Bloomsbury News Blog

English School in London | Bloomsbury International

Learning English Idioms – Why Bother?

One of the most difficult aspects of learning English – or any foreign language for that matter – is how to learn idioms. Idioms are words or phrases whose meaning can’t be worked out from literally translating the words themselves. Therefore, learning idioms can be really quite difficult, as there are no shortcuts or patterns you can use to help you remember them.

Of course, you could always decide that you don’t need to worry about idioms – after all, it’s possible to get your point across in English without using idiomatic expressions. However, failing to learn idioms will mean that you don’t always understand everything you hear or read. It will also mean you miss out on the true ‘colour’ and personality of the English language and British culture. If you can master a range of English idioms, you’ll become a more comfortable and natural English speaker, who is able to chew the fat with native English speakers that you meet.

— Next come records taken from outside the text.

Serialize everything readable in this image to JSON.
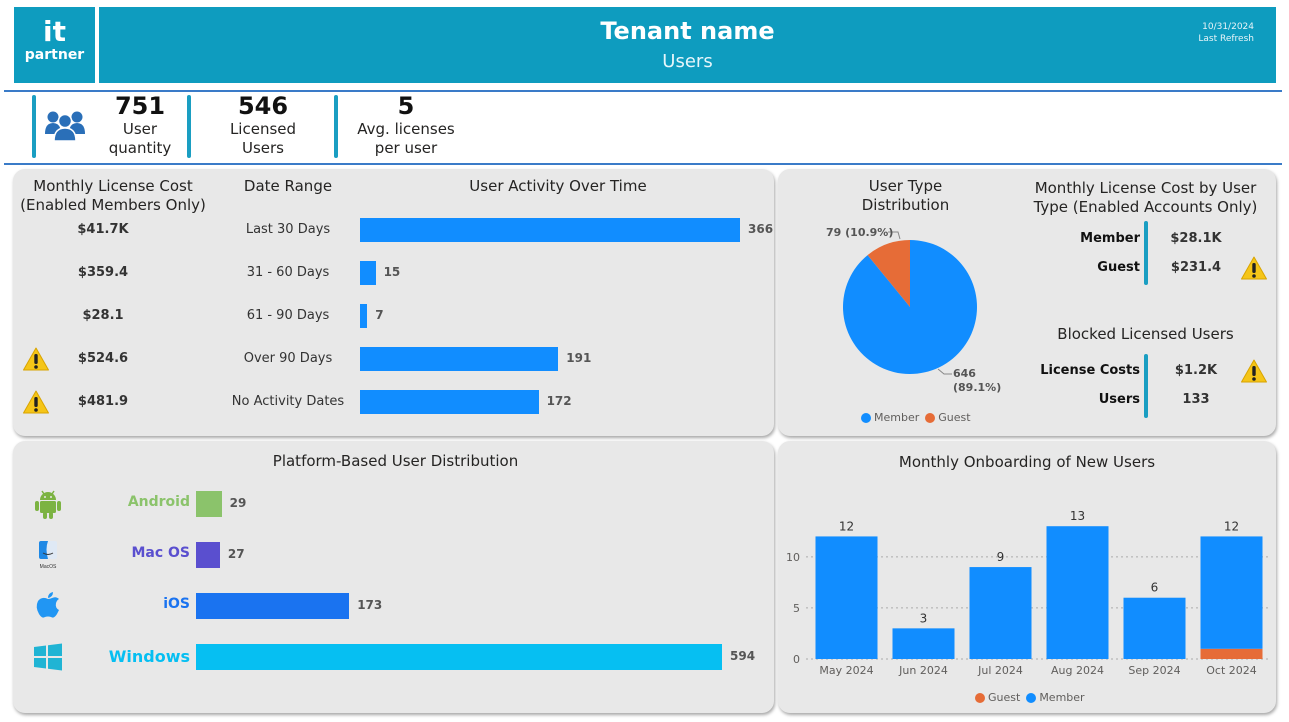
{
  "header": {
    "logo_line1": "it",
    "logo_line2": "partner",
    "title": "Tenant name",
    "subtitle": "Users",
    "refresh_date": "10/31/2024",
    "refresh_label": "Last Refresh"
  },
  "kpis": [
    {
      "value": "751",
      "label1": "User",
      "label2": "quantity",
      "icon": "users-group-icon"
    },
    {
      "value": "546",
      "label1": "Licensed",
      "label2": "Users"
    },
    {
      "value": "5",
      "label1": "Avg. licenses",
      "label2": "per user"
    }
  ],
  "activity": {
    "cost_title1": "Monthly License Cost",
    "cost_title2": "(Enabled Members Only)",
    "range_title": "Date Range",
    "chart_title": "User Activity Over Time",
    "rows": [
      {
        "cost": "$41.7K",
        "range": "Last 30 Days",
        "users": 366,
        "label": "366",
        "warning": false
      },
      {
        "cost": "$359.4",
        "range": "31 - 60 Days",
        "users": 15,
        "label": "15",
        "warning": false
      },
      {
        "cost": "$28.1",
        "range": "61 - 90 Days",
        "users": 7,
        "label": "7",
        "warning": false
      },
      {
        "cost": "$524.6",
        "range": "Over 90 Days",
        "users": 191,
        "label": "191",
        "warning": true
      },
      {
        "cost": "$481.9",
        "range": "No Activity Dates",
        "users": 172,
        "label": "172",
        "warning": true
      }
    ],
    "bar_color": "#118dff"
  },
  "user_type": {
    "title1": "User Type",
    "title2": "Distribution",
    "guest_label": "79 (10.9%)",
    "member_label1": "646",
    "member_label2": "(89.1%)",
    "legend": [
      "Member",
      "Guest"
    ],
    "colors": {
      "member": "#118dff",
      "guest": "#e66c37"
    }
  },
  "cost_by_type": {
    "title1": "Monthly License Cost by User",
    "title2": "Type (Enabled Accounts Only)",
    "rows": [
      {
        "label": "Member",
        "value": "$28.1K",
        "warning": false
      },
      {
        "label": "Guest",
        "value": "$231.4",
        "warning": true
      }
    ]
  },
  "blocked": {
    "title": "Blocked Licensed Users",
    "rows": [
      {
        "label": "License Costs",
        "value": "$1.2K",
        "warning": true
      },
      {
        "label": "Users",
        "value": "133",
        "warning": false
      }
    ]
  },
  "platform": {
    "title": "Platform-Based User Distribution",
    "rows": [
      {
        "name": "Android",
        "value": 29,
        "label": "29",
        "color": "#8bc36b",
        "icon": "android-icon"
      },
      {
        "name": "Mac OS",
        "value": 27,
        "label": "27",
        "color": "#5a4fcf",
        "icon": "macos-finder-icon"
      },
      {
        "name": "iOS",
        "value": 173,
        "label": "173",
        "color": "#1a73f0",
        "icon": "apple-icon"
      },
      {
        "name": "Windows",
        "value": 594,
        "label": "594",
        "color": "#06bff2",
        "icon": "windows-icon"
      }
    ],
    "macos_caption": "MacOS"
  },
  "chart_data": [
    {
      "type": "bar",
      "title": "User Activity Over Time",
      "orientation": "horizontal",
      "categories": [
        "Last 30 Days",
        "31 - 60 Days",
        "61 - 90 Days",
        "Over 90 Days",
        "No Activity Dates"
      ],
      "values": [
        366,
        15,
        7,
        191,
        172
      ]
    },
    {
      "type": "pie",
      "title": "User Type Distribution",
      "categories": [
        "Member",
        "Guest"
      ],
      "values": [
        646,
        79
      ],
      "percentages": [
        89.1,
        10.9
      ],
      "legend": "bottom"
    },
    {
      "type": "bar",
      "title": "Platform-Based User Distribution",
      "orientation": "horizontal",
      "categories": [
        "Android",
        "Mac OS",
        "iOS",
        "Windows"
      ],
      "values": [
        29,
        27,
        173,
        594
      ]
    },
    {
      "type": "bar",
      "stacked": true,
      "title": "Monthly Onboarding of New Users",
      "categories": [
        "May 2024",
        "Jun 2024",
        "Jul 2024",
        "Aug 2024",
        "Sep 2024",
        "Oct 2024"
      ],
      "series": [
        {
          "name": "Guest",
          "values": [
            0,
            0,
            0,
            0,
            0,
            1
          ],
          "color": "#e66c37"
        },
        {
          "name": "Member",
          "values": [
            12,
            3,
            9,
            13,
            6,
            11
          ],
          "color": "#118dff"
        }
      ],
      "totals": [
        12,
        3,
        9,
        13,
        6,
        12
      ],
      "yticks": [
        0,
        5,
        10
      ],
      "ylim": [
        0,
        14
      ],
      "grid": true,
      "legend": "bottom"
    }
  ]
}
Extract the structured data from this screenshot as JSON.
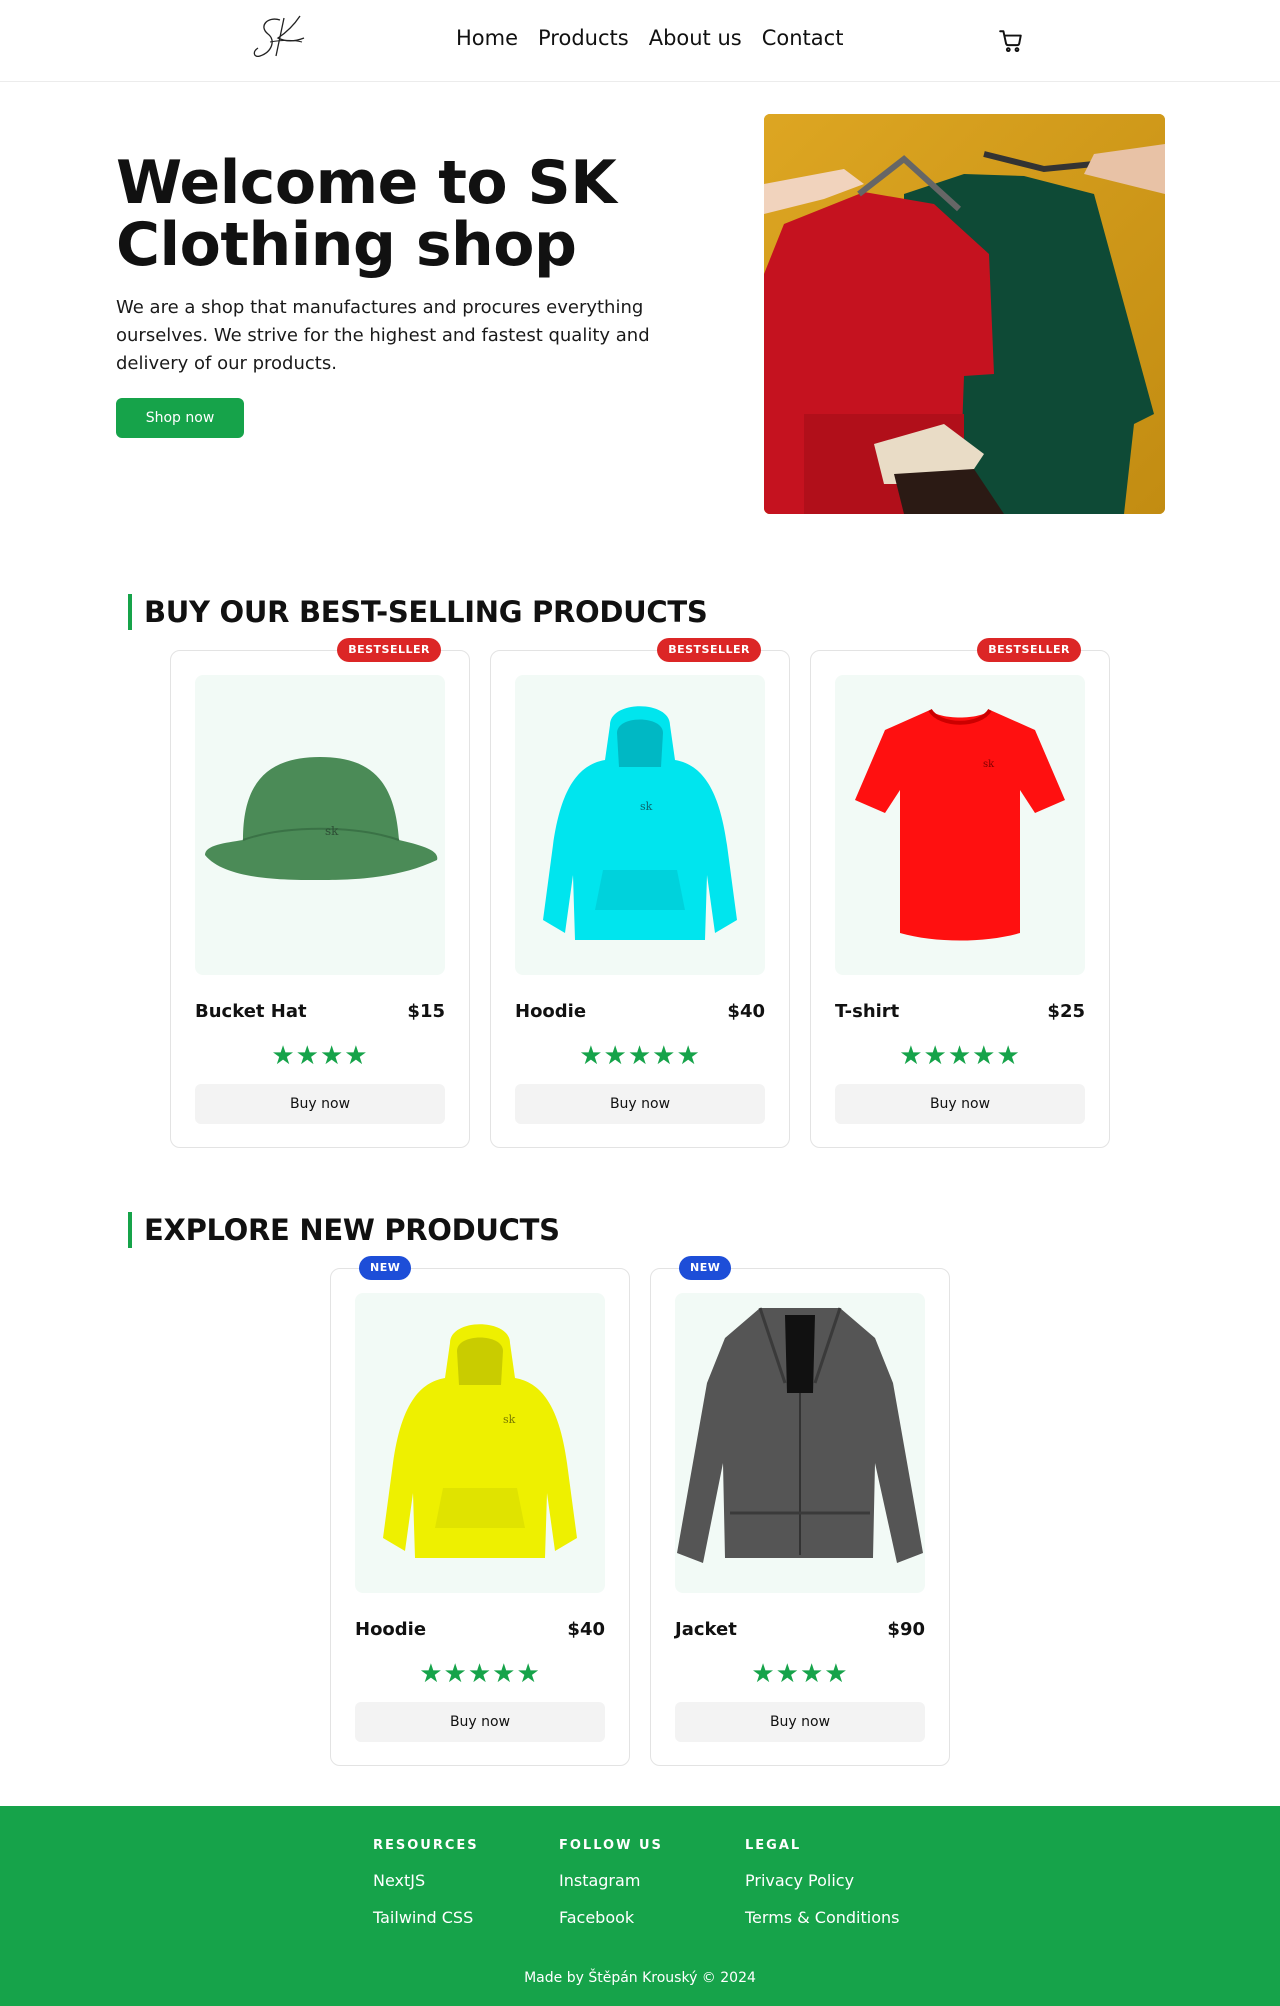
{
  "header": {
    "logo_alt": "SK",
    "nav": [
      "Home",
      "Products",
      "About us",
      "Contact"
    ],
    "cart_icon": "shopping-cart-icon"
  },
  "hero": {
    "title": "Welcome to SK Clothing shop",
    "text": "We are a shop that manufactures and procures everything ourselves. We strive for the highest and fastest quality and delivery of our products.",
    "button": "Shop now"
  },
  "bestsellers": {
    "heading": "BUY OUR BEST-SELLING PRODUCTS",
    "badge": "BESTSELLER",
    "items": [
      {
        "name": "Bucket Hat",
        "price": "$15",
        "rating": 4,
        "button": "Buy now",
        "color": "#4b8b57"
      },
      {
        "name": "Hoodie",
        "price": "$40",
        "rating": 5,
        "button": "Buy now",
        "color": "#00e5ee"
      },
      {
        "name": "T-shirt",
        "price": "$25",
        "rating": 5,
        "button": "Buy now",
        "color": "#ff1010"
      }
    ]
  },
  "new_products": {
    "heading": "EXPLORE NEW PRODUCTS",
    "badge": "NEW",
    "items": [
      {
        "name": "Hoodie",
        "price": "$40",
        "rating": 5,
        "button": "Buy now",
        "color": "#eef000"
      },
      {
        "name": "Jacket",
        "price": "$90",
        "rating": 4,
        "button": "Buy now",
        "color": "#555555"
      }
    ]
  },
  "footer": {
    "columns": [
      {
        "title": "RESOURCES",
        "links": [
          "NextJS",
          "Tailwind CSS"
        ]
      },
      {
        "title": "FOLLOW US",
        "links": [
          "Instagram",
          "Facebook"
        ]
      },
      {
        "title": "LEGAL",
        "links": [
          "Privacy Policy",
          "Terms & Conditions"
        ]
      }
    ],
    "copyright": "Made by Štěpán Krouský © 2024"
  },
  "colors": {
    "accent": "#16a34a",
    "bestseller_badge": "#dc2626",
    "new_badge": "#1d4ed8"
  }
}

So, while there are no quick fixes to learning idiomatic expressions, here’s a starter for ten of things you can do to help make remembering them a piece of cake:idioms, a peice of cake

Use your diary

It’s always a good idea to keep a vocabulary diary while you’re learning English in London, as it gives you the chance to note down words or expressions you hear but don’t understand. So if you hear, read or see an expression or phrase, and you can’t work out its meaning from the words themselves, the chances are that it’s an idiom. Note it down and take it to your next lesson, so you can ask your tutor what it means.

Use context

While you can’t work out the meaning of an idiom by translating the words in the phrase, sometimes the context can give you clues to help you work it out. For example, if someone is talking about a day out that went wrong, if they say something like “it just added insult to injury,” you could use the context of hearing about the problems and issues of the day to work out that this idiom refers to making the situation worse.

Use the idioms you’ve learned

If you think you’ve mastered the meaning of an idiom and the correct context in which to use it, then don’t be shy! If you see an opportunity, then use it, whether in conversation or in writing. It can be nerve-wracking to use a phrase you’re not used to, especially if you’re not completely certain whether you’re using it correctly, but biting the bullet and doing it is the only way to really learn its usage.

As an aside – this blog post is full of idioms. See which ones you can find, and what they mean.

Comments are closed.